Jafar Panahi’s Offside is another cyclically-crafted jewel in the spectacular crown of Iran’s national cinema—a sterling example of grace resonating from grueling cultural pressure. Much has been written about this film as a lightweight version of Panahi’s The Circle, but it has more in common with the great director’s Crimson Gold, another masterwork about seemingly irrevocable forces locking people into suffocating social strata. Separating Offside from The Circle and Crimson Gold is, yes, its humor, but don’t let anyone downplay its complex disquisition on sexual and identity politics and vibrant illumination of the crippling frustration of social exclusion that provokes the film’s women to revolution when they dress up as men in order to sneak into the soccer stadium where their country’s team competes for a chance to go to the World Cup. The resilience of these women to be included in the nationalist reverie their men would deny them is something that is alternately heartbreaking and fierce. How sad that they are kept behind barricades for much of the film (some might call this group of women an axis of evil), mere feet away from an entryway that would allow them a glimpse of the vast green field of grass where the country’s team competes for a chance to validate its worth to the world stage. Panahi puts us in the shoes of his heroines, denying us a vision of that green for much of the film—that is, until an officer runs into the stadium to chase after one of his captives. When the field appears on the screen, the explosion of color and screams together suggests the euphoria of a paradise found. Panahi and his actors, through incisive wit and drama, not only illuminate the absurdity of how women are denied every day pleasures in Iran but the ease with which communication melts the barriers between genders.

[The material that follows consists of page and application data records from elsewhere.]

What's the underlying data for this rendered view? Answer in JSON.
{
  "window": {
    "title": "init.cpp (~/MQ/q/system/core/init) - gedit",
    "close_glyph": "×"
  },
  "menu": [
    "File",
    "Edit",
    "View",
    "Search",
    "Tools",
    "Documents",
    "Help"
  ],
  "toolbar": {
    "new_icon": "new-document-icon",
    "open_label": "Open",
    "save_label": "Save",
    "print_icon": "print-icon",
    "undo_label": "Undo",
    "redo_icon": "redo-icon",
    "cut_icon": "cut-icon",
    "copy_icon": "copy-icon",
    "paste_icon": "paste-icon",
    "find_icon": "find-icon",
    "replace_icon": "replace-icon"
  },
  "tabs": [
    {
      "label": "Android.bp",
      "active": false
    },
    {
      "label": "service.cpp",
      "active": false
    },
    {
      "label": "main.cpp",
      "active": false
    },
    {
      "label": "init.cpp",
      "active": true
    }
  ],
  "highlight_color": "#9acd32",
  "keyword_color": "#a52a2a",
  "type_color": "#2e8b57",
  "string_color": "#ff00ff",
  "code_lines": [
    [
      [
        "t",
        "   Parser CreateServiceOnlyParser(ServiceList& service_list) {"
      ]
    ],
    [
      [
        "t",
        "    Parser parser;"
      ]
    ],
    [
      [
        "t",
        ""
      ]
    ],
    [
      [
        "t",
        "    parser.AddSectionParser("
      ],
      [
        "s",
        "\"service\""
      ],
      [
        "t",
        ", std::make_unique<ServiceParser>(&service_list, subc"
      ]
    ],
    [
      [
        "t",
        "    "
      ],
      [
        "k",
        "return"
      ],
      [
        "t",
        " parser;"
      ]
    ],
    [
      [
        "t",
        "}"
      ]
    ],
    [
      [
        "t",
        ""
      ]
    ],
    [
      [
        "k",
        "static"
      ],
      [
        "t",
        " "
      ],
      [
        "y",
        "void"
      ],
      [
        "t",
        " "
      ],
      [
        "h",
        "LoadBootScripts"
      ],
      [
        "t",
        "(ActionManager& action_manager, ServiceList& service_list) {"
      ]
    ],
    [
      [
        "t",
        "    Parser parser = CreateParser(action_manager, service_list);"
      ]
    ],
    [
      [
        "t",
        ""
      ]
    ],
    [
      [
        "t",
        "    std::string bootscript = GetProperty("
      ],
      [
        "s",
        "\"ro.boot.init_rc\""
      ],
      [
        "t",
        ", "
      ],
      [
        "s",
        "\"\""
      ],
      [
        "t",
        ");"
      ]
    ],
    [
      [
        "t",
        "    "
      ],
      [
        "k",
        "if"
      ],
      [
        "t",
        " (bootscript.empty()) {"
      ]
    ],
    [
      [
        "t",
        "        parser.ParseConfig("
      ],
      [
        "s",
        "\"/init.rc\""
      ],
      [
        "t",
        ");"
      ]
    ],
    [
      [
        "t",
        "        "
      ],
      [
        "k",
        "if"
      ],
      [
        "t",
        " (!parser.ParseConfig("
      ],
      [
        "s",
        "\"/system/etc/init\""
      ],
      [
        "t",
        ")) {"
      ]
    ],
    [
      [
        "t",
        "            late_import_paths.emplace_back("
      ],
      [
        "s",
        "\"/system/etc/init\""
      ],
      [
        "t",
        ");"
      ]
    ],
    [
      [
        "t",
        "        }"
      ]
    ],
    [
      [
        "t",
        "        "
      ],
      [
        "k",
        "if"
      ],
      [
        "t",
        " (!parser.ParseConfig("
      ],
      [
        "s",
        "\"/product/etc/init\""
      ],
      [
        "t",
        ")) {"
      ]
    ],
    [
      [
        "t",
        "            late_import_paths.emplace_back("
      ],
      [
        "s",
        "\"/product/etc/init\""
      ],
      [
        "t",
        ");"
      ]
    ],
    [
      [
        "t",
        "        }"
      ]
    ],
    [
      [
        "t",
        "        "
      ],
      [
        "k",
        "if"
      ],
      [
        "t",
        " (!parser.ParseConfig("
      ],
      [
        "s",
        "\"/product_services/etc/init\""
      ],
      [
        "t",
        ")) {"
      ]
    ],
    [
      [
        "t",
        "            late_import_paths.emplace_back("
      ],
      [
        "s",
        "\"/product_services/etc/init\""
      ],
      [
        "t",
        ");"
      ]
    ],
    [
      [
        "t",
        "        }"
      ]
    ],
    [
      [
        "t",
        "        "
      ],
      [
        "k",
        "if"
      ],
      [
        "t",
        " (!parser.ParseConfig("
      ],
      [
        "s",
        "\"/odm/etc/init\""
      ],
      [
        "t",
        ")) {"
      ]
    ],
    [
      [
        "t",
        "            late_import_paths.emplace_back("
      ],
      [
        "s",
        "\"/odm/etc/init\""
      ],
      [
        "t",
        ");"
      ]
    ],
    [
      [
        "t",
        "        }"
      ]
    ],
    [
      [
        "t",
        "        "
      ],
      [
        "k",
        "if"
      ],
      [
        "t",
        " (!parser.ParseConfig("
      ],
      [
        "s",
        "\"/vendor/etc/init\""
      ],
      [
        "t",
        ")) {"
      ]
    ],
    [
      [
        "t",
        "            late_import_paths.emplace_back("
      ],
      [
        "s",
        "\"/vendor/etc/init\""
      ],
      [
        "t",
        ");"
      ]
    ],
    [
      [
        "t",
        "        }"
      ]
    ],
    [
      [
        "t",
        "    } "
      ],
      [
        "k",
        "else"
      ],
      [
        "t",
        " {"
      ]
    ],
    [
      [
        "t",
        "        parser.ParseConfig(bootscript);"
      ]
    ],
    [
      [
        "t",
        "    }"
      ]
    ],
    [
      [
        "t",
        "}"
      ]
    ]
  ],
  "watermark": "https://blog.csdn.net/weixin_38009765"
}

This has always been the humanist Panahi’s stock-in-trade: tragedy spectacularly laced with hope.
Colors are lush, especially the paradise green of the soccer field, and the robust audio conveys the intense warrior's guile of the film's women.
Jafar Panahi eloquently discusses the inspiration for the film, the gender politics of his homeland, the difficulty he has making films in Iran, and his fruitless efforts to get the movie screened in Iran for at least a week in order to qualify for Oscar consideration. Rounding out the disc is a bunch of previews.
The only thing bad that can be said about the arrival of Offside to video is its lousy DVD cover art.